William Jones (1826-1901)

Written by Rebecca Moreton and Rob David

Occupations: Explorer and Polar Sledge Driver

William Jones  Born in Ruabon (near Llangollen), Denbighshire in 1826, the son of William Jones and Margaret Jenkins.  Jones lived in Ulverston between 1860 and 1862. 

Nothing is known for certain about his early life.  In 1857 he sailed with Captain Francis Leopold McClintock (1819-1907) aboard Fox [1857-59], on one of the many search voyages to find Sir John Franklin (1786-1847) and his vessels HMS Erebus and HMS Terror.  McClintock used dogs to supplement the more usual man-hauling of sledges, and Jones who had possibly learnt his dog handling skills as an employee of the Hudson’s Bay Company, was responsible for those dogs alongside two Inuit from west Greenland.  During the winter of 1858-9 it appears that he was one of the four expedition members who discovered the cairn at Point Victory on King William Island which contained the message that provided conclusive proof of what had happened to the expedition.  While sledging he discovered a flint and steel for striking a light, a relic of Franklin’s expedition, which was later given to the Royal Naval Museum at Greenwich.  

After the return of Fox to England in 1859 Jones married and came to live in Ulverston, probably in 1860.  He resided in Hart Street with his twenty year-old wife Mary, who was originally from London, and their young son who had been named John Franklin - a tribute one assumes to the commander of the original expedition. In 1861 Jones was employed in Ulverston as an iron merchant’s clerk.  At the same time he also acted as one of Ulverston’s honorary ‘lighthouse keepers’. This meant he was responsible for taking care of the Hoad Monument, the memorial to Sir John Barrow (1764-1848), which is so conspicuous on the approach to the town. As keeper, he also accompanied visitors to the monument, including Sir John Franklin’s widow, his second wife Lady Jane Franklin (1792-1875) and her niece Sophia Cracroft, in 1860.  His participation in the Fox expedition would no doubt have been of particular interest to Lady Jane.   Inside the monument there is a plaque listing the keepers which includes William Jones and references his involvement in the search expedition: ‘William Jones, late Arctic Yacht “Fox” 1860-1862’. While keeper, a local newspaper reported that he became stranded in the monument for three days due to a painful knee and that he went without drink or company throughout that time.
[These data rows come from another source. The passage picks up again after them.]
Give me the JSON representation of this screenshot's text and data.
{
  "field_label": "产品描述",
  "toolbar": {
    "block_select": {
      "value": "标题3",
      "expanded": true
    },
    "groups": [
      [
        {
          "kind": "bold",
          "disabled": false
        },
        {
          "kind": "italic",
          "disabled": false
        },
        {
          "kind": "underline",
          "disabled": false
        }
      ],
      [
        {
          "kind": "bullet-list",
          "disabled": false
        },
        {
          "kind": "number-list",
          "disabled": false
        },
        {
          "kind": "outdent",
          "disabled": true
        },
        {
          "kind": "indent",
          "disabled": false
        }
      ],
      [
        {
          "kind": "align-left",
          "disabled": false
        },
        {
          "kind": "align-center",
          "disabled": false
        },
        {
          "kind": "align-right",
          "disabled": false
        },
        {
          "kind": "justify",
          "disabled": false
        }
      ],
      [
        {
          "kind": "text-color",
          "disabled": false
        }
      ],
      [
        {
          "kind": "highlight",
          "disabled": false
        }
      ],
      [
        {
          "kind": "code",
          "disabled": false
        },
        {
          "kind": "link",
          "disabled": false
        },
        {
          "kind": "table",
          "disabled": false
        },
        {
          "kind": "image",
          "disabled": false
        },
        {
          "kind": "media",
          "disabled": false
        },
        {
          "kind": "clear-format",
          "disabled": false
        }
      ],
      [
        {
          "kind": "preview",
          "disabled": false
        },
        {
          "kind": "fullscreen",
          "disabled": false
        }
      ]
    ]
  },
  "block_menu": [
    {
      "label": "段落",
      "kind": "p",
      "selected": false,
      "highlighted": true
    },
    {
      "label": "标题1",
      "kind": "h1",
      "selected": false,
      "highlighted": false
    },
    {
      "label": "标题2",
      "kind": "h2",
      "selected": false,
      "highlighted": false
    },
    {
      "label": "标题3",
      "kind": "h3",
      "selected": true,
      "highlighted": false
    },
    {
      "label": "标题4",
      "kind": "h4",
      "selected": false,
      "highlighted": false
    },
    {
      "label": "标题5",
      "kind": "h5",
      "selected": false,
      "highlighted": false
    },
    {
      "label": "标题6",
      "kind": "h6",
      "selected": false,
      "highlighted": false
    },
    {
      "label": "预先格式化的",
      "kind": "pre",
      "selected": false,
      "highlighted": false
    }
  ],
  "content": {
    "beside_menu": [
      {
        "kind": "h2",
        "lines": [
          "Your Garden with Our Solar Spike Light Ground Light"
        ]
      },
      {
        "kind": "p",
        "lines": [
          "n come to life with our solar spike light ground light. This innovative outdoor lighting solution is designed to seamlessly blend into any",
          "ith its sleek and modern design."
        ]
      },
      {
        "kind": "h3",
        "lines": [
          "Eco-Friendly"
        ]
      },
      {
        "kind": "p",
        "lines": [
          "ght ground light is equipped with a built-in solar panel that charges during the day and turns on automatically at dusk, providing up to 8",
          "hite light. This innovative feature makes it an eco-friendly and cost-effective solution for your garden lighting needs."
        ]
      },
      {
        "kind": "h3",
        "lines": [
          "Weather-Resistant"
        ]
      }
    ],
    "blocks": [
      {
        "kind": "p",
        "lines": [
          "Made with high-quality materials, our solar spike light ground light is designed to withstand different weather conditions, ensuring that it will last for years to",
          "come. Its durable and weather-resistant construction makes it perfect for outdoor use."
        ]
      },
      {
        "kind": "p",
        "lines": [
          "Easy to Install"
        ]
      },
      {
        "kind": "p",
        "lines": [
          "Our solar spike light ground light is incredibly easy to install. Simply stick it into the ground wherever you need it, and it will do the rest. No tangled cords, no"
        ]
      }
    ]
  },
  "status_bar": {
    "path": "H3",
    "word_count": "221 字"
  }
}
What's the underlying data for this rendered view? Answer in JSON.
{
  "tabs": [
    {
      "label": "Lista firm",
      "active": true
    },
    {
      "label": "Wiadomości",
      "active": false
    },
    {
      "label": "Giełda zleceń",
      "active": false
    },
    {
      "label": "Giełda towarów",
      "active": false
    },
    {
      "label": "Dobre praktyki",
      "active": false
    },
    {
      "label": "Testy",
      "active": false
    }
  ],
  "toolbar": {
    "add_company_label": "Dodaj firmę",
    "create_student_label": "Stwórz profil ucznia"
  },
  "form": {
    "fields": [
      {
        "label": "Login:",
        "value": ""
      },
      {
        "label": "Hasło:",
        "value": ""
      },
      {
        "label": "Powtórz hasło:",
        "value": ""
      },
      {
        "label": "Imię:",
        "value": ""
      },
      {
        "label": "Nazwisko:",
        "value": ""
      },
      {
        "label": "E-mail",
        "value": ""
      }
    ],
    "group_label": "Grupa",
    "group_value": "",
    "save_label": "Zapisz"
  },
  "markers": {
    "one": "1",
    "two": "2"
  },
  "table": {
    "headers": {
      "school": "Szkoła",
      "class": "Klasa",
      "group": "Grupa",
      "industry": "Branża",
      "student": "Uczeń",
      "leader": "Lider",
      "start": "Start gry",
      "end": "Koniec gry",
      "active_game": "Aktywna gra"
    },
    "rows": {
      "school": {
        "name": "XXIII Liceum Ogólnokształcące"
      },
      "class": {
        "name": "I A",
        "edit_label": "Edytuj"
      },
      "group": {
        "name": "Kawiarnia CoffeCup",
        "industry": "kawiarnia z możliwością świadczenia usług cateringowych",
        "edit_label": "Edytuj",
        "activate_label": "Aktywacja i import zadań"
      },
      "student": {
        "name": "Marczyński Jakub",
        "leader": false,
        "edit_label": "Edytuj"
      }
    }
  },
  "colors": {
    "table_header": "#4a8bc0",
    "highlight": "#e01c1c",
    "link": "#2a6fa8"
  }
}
One wonders whether his adventures aboard Fox provided good training and experience for such an isolating and difficult experience!  A few weeks later he gave those in the town an insight into his time as part of the search expedition. During a lecture at the infant school he told of many aspects of the expedition, from the preparation of the ship, to the locations visited en-route, and of the relics found from Franklin’s earlier expedition.  Although he was clearly an accomplished dog driver, he was not an accomplished speaker, as the report of the lecture lamented that he did not speak loudly enough, and few could hear what he had to say!

At some point in the early 1860s (possibly in 1862 when he ceased to be keeper of the Hoad Monument), the family moved to London, initially living near the Strand, and by 1871 living near the Tower of London. By this time John Franklin Jones had been joined by three sisters (Lydia b.1861; Marian b.1865; Ada b.1869) and a brother (William T. b.1869).  William was a sack merchant’s clerk.  There is no further information about William Jones’s later life, but he appears to have died before the 1901 census when Mary is referred to as a widow.  At that time his son, John Franklin Jones, clearly not inspired by the person after whom he was named, was employed as a railway clerk!

Sources: F.L. McClintock, The Voyage of the ‘Fox’ in the Arctic Seas (London, 1859); C. Holland. Arctic Exploration and Development c.500BC to 1915: An Encyclopaedia (New York, 1994); R. David, ‘Building “That Best Monument”: Memorialising Sir John Barrow at Ulverston’, Transactions of the cumbrland and Westmorland Antiquarian and Archaeological Society, CW3, Vol VIII (2008), 189-206;  R. David. In Search of Arctic Wonders: Cumbria and the Arctic in the Eighteenth and Nineteenth Centuries (Kendal, 2013); Ulverston Mirror, (2 June 1860); Soulby’s Ulverston Advertiser, (4 Oct 1860); 1861 Census; 1871 Census, 1901 Census.